  3. Burgess, Phil, National Dragster editor. "The Time Machine: 1973", written 17 August 2018, at NHRA.com (retrieved 16 September 2018)
  4. Burgess, Phil, National Dragster editor. "Favorite Race Car Ever voting: 1980s and Beyond", written 11 August 2008, at NHRA.com (retrieved 27 September 2018)
  5. http://www.enginebuildermag.com/2011/07/pro-stock-engine-technology/
  6. http://www.motorsport.com/nhra/news/saving-nhra-s-pro-stock-class/
  7. http://www.superchevy.com/news/1508-new-nhra-pro-stock-rules-for-2016/
  8. http://www.hotrod.com/how-to/engine/1211sr-1005ci-godfather-big-block-engine/
  9. http://www.enginelabs.com/engine-tech/pro-stock-engines-whats-the-secret-to-those-big-power-numbers/
  10. http://jonkaaseracingengines.com/mountain-motor-information/
  11. "NHRA Makes Changes To Pro Stock Class". National Speed Sport News . Turn 3 Media LLC. Retrieved 25 July 2015.
  12. http://www.enginelabs.com/engine-tech/pro-stock-engines-whats-the-secret-to-those-big-power-numbers/
  13. http://www.enginelabs.com/engine-tech/pro-stock-engines-whats-the-secret-to-those-big-power-numbers/
  14. http://www.enginebuildermag.com/2011/07/pro-stock-engine-technology/
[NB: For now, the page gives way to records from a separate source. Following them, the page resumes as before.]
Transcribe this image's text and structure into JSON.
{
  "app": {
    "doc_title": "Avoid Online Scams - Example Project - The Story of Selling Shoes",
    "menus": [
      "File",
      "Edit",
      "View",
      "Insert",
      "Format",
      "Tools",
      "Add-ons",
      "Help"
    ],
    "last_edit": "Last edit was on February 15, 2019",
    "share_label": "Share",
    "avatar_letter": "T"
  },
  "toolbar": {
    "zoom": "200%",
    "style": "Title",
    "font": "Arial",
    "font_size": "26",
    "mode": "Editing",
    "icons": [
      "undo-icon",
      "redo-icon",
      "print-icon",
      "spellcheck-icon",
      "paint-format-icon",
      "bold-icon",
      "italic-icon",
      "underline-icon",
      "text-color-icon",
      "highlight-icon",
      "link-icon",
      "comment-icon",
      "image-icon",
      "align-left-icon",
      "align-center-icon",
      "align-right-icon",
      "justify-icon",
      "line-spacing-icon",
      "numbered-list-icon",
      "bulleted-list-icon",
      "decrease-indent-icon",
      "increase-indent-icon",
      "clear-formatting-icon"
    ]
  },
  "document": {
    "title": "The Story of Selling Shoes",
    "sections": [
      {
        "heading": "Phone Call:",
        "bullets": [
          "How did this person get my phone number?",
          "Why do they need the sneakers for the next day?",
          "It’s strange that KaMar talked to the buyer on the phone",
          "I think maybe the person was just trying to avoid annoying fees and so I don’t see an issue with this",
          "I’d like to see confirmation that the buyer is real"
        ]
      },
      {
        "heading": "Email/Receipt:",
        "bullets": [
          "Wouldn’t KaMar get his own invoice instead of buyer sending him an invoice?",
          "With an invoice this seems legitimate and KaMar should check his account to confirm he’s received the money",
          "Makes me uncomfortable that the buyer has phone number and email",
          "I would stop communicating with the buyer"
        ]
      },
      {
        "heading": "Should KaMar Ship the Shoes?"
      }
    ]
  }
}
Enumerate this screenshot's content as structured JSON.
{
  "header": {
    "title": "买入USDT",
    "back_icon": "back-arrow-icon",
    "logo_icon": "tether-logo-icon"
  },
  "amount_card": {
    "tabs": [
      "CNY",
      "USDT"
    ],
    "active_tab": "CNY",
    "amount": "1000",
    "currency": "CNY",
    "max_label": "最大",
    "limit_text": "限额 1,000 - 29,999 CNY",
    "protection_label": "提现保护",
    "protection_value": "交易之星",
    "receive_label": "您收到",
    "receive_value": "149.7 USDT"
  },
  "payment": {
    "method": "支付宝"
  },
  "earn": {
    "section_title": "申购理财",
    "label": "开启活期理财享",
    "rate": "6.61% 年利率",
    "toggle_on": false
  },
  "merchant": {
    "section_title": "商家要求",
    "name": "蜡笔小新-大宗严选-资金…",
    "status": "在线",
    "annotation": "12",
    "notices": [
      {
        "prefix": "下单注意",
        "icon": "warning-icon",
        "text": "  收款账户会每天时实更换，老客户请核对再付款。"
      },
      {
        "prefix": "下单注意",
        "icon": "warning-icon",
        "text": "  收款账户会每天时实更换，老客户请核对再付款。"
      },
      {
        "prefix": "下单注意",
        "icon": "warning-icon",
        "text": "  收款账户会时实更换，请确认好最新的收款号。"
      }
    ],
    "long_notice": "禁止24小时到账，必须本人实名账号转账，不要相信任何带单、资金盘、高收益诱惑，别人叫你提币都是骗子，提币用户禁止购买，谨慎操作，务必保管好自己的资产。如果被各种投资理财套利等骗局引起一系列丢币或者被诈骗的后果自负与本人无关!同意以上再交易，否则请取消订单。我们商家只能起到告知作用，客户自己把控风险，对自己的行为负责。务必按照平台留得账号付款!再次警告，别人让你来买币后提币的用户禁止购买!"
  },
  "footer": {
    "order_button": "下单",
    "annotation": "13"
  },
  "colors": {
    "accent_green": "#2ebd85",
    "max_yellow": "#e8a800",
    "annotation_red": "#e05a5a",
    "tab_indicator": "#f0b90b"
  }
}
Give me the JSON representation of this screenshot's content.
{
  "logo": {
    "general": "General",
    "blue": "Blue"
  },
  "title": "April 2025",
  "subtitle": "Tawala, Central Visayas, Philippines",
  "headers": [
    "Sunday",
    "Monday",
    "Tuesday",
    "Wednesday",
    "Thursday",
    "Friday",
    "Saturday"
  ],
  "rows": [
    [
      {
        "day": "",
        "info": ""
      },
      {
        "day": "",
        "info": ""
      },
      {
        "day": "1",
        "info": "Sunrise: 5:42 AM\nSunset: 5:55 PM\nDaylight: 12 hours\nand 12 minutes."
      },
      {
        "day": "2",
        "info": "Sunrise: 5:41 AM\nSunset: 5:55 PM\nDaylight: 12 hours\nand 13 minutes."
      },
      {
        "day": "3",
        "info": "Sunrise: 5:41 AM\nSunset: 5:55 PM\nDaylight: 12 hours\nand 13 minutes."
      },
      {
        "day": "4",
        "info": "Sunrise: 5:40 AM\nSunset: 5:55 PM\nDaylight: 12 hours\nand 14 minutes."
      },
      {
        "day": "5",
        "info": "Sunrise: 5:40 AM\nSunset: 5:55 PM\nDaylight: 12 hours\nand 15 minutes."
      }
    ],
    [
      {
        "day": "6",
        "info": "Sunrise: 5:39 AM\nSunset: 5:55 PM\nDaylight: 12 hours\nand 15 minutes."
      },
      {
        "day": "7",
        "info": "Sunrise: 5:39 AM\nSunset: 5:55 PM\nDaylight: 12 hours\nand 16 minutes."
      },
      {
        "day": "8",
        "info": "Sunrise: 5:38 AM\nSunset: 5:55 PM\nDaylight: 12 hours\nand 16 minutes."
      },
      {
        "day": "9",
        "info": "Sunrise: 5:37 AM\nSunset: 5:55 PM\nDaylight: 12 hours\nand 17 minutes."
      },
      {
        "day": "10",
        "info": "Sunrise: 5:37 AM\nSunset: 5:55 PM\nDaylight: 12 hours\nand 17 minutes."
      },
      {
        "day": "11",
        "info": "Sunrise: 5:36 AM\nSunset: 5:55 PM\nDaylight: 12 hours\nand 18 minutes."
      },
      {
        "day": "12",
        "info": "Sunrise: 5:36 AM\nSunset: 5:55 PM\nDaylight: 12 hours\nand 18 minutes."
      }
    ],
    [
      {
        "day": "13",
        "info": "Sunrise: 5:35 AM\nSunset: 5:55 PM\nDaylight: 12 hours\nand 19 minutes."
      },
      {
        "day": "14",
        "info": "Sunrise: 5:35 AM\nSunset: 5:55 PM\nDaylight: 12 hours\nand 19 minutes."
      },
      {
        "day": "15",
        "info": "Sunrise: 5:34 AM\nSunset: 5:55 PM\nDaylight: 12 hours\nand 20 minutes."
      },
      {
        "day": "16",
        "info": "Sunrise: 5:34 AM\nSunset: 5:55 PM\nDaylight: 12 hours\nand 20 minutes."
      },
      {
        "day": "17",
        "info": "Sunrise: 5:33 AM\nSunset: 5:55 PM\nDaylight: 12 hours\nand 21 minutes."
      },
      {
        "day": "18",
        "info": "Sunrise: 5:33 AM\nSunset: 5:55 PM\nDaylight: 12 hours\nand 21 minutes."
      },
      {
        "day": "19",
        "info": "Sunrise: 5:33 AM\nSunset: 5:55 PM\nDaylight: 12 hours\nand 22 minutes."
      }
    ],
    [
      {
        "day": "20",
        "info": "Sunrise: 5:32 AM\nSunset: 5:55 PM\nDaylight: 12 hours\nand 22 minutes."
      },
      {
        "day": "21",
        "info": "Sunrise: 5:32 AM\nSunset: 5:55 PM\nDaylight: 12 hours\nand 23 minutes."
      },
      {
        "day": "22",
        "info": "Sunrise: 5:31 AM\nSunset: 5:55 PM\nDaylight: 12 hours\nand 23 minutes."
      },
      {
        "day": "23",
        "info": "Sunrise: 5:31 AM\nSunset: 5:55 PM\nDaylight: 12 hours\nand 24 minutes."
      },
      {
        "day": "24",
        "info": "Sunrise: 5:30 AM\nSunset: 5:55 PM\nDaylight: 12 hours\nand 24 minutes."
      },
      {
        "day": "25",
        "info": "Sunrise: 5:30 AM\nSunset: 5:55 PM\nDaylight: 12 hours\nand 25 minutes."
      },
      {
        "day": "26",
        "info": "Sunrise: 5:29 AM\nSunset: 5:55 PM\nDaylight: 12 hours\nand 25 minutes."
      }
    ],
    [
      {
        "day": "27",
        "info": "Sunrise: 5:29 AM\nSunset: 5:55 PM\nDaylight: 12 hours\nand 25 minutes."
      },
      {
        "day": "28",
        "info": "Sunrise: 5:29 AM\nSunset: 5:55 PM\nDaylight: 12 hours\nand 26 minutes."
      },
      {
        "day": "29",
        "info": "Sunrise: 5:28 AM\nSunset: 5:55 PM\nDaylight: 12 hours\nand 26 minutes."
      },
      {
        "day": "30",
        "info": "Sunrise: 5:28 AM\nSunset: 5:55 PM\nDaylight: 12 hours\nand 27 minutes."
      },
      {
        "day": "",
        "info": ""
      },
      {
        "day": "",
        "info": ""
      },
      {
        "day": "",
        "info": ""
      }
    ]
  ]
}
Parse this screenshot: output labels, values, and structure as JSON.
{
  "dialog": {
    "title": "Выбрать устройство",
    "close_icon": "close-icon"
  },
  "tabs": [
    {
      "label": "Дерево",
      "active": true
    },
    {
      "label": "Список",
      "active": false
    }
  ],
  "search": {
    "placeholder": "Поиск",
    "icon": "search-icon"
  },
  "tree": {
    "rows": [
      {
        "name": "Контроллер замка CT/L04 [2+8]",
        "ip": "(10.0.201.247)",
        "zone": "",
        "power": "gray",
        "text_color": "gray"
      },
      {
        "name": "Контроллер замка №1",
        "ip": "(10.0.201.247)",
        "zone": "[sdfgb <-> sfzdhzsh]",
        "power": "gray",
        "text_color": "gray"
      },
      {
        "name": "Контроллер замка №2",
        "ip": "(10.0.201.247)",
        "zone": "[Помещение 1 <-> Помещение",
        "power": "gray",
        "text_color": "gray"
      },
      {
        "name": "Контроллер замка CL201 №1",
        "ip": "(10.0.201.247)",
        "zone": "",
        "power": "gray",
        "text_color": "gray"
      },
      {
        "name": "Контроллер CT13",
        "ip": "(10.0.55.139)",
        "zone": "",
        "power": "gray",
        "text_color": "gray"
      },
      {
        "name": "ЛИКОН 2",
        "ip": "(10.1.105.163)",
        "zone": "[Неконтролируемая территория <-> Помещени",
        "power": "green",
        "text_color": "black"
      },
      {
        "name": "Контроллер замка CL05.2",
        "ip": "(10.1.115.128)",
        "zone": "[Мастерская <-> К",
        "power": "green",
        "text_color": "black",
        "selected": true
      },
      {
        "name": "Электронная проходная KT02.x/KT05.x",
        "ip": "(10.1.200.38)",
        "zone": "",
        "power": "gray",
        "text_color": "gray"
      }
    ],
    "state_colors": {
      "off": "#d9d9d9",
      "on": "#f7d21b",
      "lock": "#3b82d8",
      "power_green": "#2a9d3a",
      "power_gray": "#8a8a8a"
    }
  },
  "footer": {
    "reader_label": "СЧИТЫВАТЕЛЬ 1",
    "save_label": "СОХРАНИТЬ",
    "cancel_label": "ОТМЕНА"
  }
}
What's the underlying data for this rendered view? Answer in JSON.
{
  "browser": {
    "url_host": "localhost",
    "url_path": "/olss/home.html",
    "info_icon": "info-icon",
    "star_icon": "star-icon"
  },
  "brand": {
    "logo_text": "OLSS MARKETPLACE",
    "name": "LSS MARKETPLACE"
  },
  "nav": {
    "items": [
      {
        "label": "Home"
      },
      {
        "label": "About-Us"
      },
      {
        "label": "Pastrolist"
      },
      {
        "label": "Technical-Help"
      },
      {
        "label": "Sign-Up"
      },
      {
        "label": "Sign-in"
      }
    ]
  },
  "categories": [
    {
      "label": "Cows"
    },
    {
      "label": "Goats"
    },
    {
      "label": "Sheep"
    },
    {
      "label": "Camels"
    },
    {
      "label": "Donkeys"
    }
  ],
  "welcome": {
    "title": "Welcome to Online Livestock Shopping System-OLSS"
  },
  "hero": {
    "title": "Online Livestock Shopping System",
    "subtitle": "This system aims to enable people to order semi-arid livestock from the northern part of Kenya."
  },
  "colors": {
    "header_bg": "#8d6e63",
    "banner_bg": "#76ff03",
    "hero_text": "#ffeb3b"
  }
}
  15. NHRA 2010 Rule Book Amendments Archived 2009-11-22 at the Wayback Machine .